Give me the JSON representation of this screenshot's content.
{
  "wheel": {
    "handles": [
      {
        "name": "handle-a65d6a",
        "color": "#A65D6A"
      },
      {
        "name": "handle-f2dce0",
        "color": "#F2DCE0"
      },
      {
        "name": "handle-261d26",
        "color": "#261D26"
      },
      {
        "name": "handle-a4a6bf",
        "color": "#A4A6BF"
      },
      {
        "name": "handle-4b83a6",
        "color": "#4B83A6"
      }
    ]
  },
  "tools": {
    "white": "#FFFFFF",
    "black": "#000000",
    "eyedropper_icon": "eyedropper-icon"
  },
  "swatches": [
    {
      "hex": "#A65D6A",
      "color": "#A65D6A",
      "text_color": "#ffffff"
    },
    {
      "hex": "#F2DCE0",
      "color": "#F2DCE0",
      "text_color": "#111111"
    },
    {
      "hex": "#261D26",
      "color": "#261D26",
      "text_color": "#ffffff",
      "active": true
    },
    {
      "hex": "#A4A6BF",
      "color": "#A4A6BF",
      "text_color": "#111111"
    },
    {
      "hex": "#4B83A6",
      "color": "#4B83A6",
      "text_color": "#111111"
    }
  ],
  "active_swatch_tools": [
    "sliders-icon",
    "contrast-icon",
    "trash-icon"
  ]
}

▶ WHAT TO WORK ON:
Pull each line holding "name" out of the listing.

▶ SOLVED PROBLEM:
        "name": "handle-a65d6a",
        "name": "handle-f2dce0",
        "name": "handle-261d26",
        "name": "handle-a4a6bf",
        "name": "handle-4b83a6",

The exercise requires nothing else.